More importantly, these occasional mis-steps and arguable interpretations presented as undisputed fact do not necessarily undermine the credibility or usefulness of the overall narrative and interpretative framework – unless, like many historians, you reject the idea of any such over-arching framework on the grounds that they’re too literary and rhetorical and don’t conform to our experience of history as somewhat erratic and contingent (which is of course only another narrative…). That’s not to say that I’m yet convinced by the account itself, but from a purely parochial perspective it’s important, and ought to be read by all historians of pre-modern economies: it offers a sophisticated alternative to mainstream economics as an interpretative framework for pre-modern economic behaviour, it raises a new set of ideas about how to think about ‘economic thought’ and what texts and institutions should be considered under that heading, and it gives an added impetus to the enterprise by showing how the past might indeed illuminate the present, as the roots of our current condition are located thousands of years ago rather than in the relatively recent birth of ‘modernity’ or ‘capitalism’.

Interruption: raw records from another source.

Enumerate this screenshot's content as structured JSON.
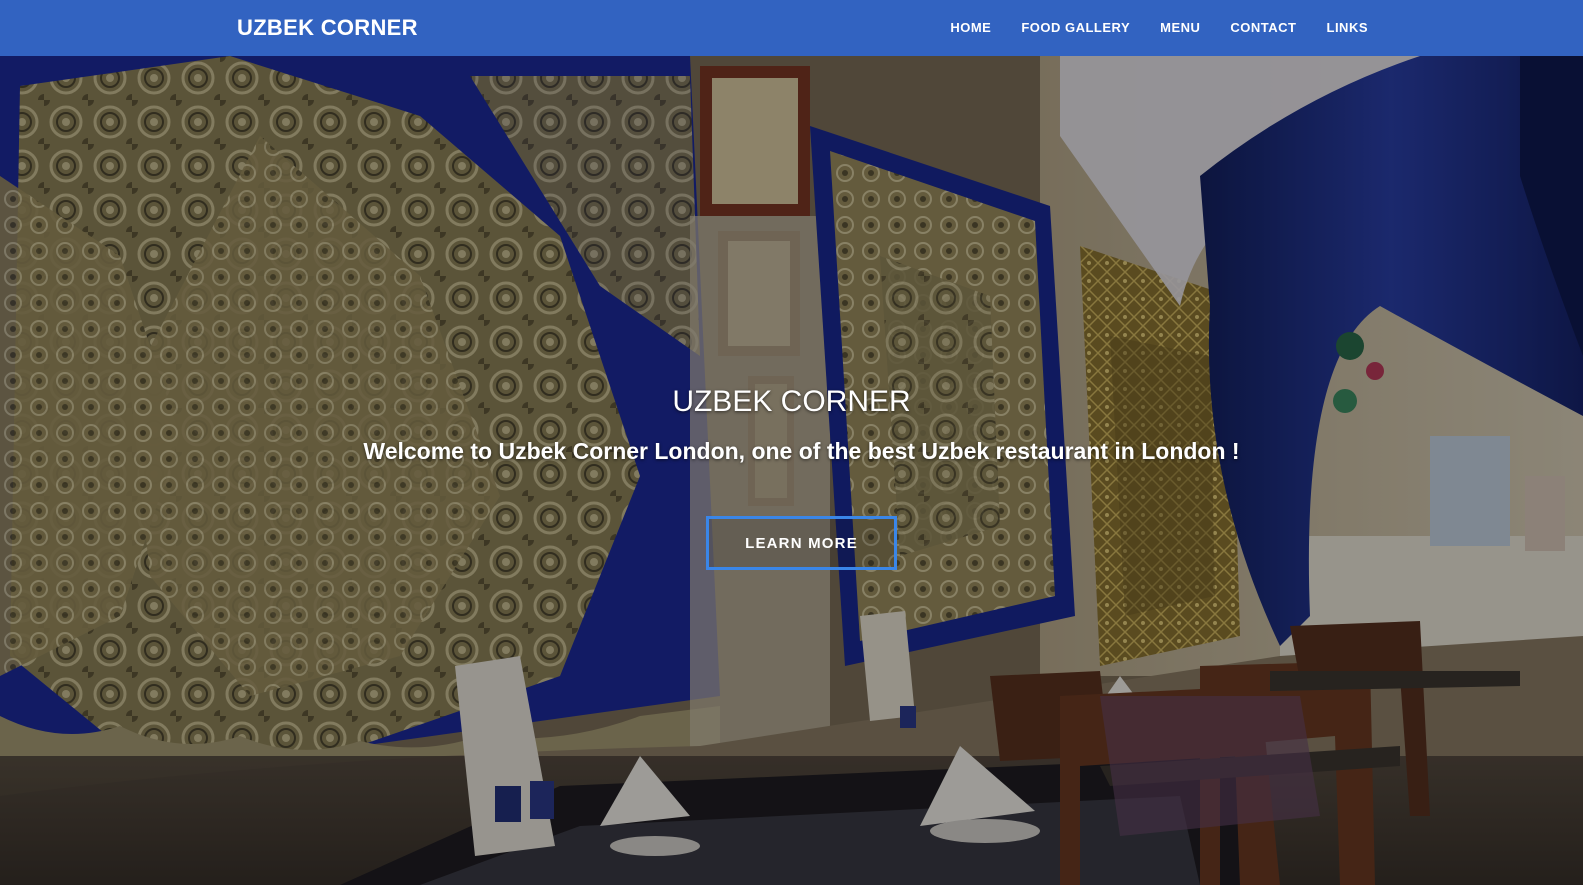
{
  "navbar": {
    "brand": "UZBEK CORNER",
    "links": [
      "HOME",
      "FOOD GALLERY",
      "MENU",
      "CONTACT",
      "LINKS"
    ]
  },
  "hero": {
    "title": "UZBEK CORNER",
    "subtitle": "Welcome to Uzbek Corner London, one of the best Uzbek restaurant in London !",
    "button_label": "LEARN MORE"
  },
  "colors": {
    "navbar_bg": "#3263c1",
    "button_border": "#3a86e8",
    "tapestry_blue": "#1d2a9a",
    "drape_blue": "#1e2f8c"
  }
}
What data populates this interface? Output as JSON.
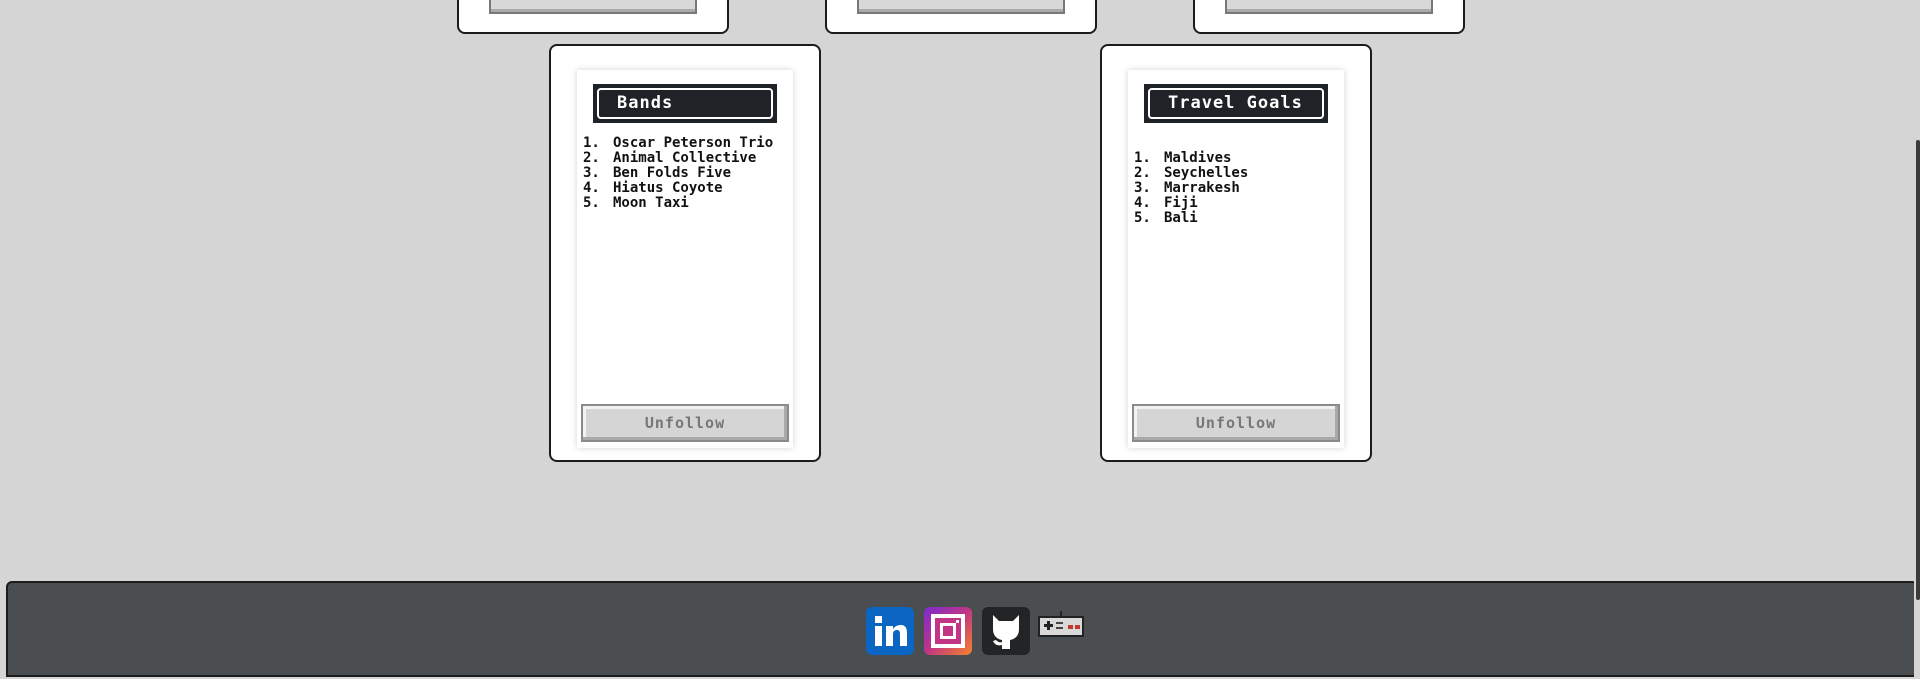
{
  "cards": [
    {
      "title": "Bands",
      "items": [
        "Oscar Peterson Trio",
        "Animal Collective",
        "Ben Folds Five",
        "Hiatus Coyote",
        "Moon Taxi"
      ],
      "button_label": "Unfollow"
    },
    {
      "title": "Travel Goals",
      "items": [
        "Maldives",
        "Seychelles",
        "Marrakesh",
        "Fiji",
        "Bali"
      ],
      "button_label": "Unfollow"
    }
  ],
  "footer": {
    "icons": [
      "linkedin-icon",
      "instagram-icon",
      "github-icon",
      "gamepad-icon"
    ]
  },
  "colors": {
    "background": "#d5d5d5",
    "footer": "#4b4e51",
    "title_bg": "#1f2226",
    "linkedin": "#0a66c2",
    "instagram": "#c13584"
  }
}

I do wonder, however, how far Graeber may be fully signed up to a Nietzschean project of self-consciously creating a new myth for us to live by. After all, the problem with establishing that a misconceived view of the world originated in the distant past is that such a view may prove almost as hard to shift as if it were actually a reflection of a universal human nature. The task of opening people’s eyes to the possibility that things could be different calls then for the whole range of tools, not just rational argument but the power of narrative (the morally satisfying rise and fall of civilisations – albeit without overtly resorting to the organic metaphors beloved of Spengler or Toynbee) and the arts of rhetoric (the association of debt and markets with violence, slavery and state power at every opportunity; the regular use of paradox to startle the reader out of complacent assumptions). A ‘better’ narrative may, for Nietzsche, be judged superior on moral grounds, in terms of its ends and its effects, rather than on mere factual plausibility, given that different stories could always be told about the same events. But it may be that Graeber’s account is more Marxian in its intent, demolishing the ideological myths of the economists in order that a true, non-mythological account of human history can be presented. In which case one might wonder whether he is wholly in control of the narrative forms he has inherited and adopted, or has rather been seduced by the power of the tragic plot structure and the grandeur of ‘decline and fall’…